* AIM OF THE TASK *
Filter the entries below down to the lines that hold "Действует".

◆ ◆ ◆ ◆ ◆

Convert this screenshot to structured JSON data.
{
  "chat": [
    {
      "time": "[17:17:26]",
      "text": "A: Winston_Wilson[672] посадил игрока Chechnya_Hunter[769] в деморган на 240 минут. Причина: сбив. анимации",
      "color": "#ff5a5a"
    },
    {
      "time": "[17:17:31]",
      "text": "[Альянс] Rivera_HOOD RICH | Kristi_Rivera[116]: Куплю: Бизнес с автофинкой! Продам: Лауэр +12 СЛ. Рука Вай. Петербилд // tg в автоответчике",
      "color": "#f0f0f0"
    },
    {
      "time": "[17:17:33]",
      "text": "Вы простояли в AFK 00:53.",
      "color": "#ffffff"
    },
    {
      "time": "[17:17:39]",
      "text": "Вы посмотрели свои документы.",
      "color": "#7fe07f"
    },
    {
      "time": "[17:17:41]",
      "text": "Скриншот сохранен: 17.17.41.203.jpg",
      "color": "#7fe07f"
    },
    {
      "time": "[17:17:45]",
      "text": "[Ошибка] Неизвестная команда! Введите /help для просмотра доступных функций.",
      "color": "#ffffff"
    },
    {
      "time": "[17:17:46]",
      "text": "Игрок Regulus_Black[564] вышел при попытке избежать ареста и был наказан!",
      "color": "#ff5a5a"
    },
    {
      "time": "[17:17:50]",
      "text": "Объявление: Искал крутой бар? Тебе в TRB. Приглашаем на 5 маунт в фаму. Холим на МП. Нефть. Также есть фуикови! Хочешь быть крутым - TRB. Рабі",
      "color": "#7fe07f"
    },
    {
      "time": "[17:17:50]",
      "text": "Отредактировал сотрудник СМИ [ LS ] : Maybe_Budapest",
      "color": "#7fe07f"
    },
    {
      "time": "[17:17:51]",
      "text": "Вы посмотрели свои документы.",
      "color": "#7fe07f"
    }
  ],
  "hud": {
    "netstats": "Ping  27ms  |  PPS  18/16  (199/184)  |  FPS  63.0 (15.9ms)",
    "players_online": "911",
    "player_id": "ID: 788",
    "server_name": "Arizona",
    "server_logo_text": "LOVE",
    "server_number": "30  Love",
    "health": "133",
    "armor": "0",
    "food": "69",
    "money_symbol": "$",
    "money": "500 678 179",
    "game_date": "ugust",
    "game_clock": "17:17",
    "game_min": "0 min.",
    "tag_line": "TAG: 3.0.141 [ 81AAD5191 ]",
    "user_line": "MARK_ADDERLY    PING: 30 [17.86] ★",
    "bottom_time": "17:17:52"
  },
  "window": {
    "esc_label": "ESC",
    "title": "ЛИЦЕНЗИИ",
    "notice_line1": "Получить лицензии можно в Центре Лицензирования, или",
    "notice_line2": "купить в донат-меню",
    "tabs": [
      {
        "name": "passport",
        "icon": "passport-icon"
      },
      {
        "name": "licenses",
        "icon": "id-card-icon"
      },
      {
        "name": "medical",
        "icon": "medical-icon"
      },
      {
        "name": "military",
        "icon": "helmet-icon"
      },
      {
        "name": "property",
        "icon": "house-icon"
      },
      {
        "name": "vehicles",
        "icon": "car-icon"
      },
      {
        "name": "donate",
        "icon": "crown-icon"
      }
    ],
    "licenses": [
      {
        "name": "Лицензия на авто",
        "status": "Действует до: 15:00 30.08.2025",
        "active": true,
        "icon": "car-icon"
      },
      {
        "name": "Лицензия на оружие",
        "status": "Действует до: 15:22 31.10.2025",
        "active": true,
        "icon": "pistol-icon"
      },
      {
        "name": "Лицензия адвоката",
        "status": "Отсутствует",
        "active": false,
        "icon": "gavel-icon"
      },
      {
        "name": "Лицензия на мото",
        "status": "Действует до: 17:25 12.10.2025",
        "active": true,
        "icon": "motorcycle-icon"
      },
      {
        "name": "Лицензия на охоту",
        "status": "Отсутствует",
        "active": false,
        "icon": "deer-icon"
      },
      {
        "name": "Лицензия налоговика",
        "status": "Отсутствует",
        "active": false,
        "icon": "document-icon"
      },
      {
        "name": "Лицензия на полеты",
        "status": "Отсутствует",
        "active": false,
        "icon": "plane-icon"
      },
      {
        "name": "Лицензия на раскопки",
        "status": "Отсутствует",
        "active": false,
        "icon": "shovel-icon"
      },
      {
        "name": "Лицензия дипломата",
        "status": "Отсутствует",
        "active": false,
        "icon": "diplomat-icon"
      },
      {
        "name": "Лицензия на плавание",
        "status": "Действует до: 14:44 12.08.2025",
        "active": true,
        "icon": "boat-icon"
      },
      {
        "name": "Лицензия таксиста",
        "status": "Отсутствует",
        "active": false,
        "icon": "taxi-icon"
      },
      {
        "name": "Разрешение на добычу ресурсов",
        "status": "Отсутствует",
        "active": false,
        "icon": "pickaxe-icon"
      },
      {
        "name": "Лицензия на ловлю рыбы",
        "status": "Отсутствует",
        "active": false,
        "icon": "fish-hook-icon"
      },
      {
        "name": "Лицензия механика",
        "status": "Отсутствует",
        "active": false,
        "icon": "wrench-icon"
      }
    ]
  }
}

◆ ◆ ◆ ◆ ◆

* REPLY *
        "status": "Действует до: 15:00 30.08.2025",
        "status": "Действует до: 15:22 31.10.2025",
        "status": "Действует до: 17:25 12.10.2025",
        "status": "Действует до: 14:44 12.08.2025",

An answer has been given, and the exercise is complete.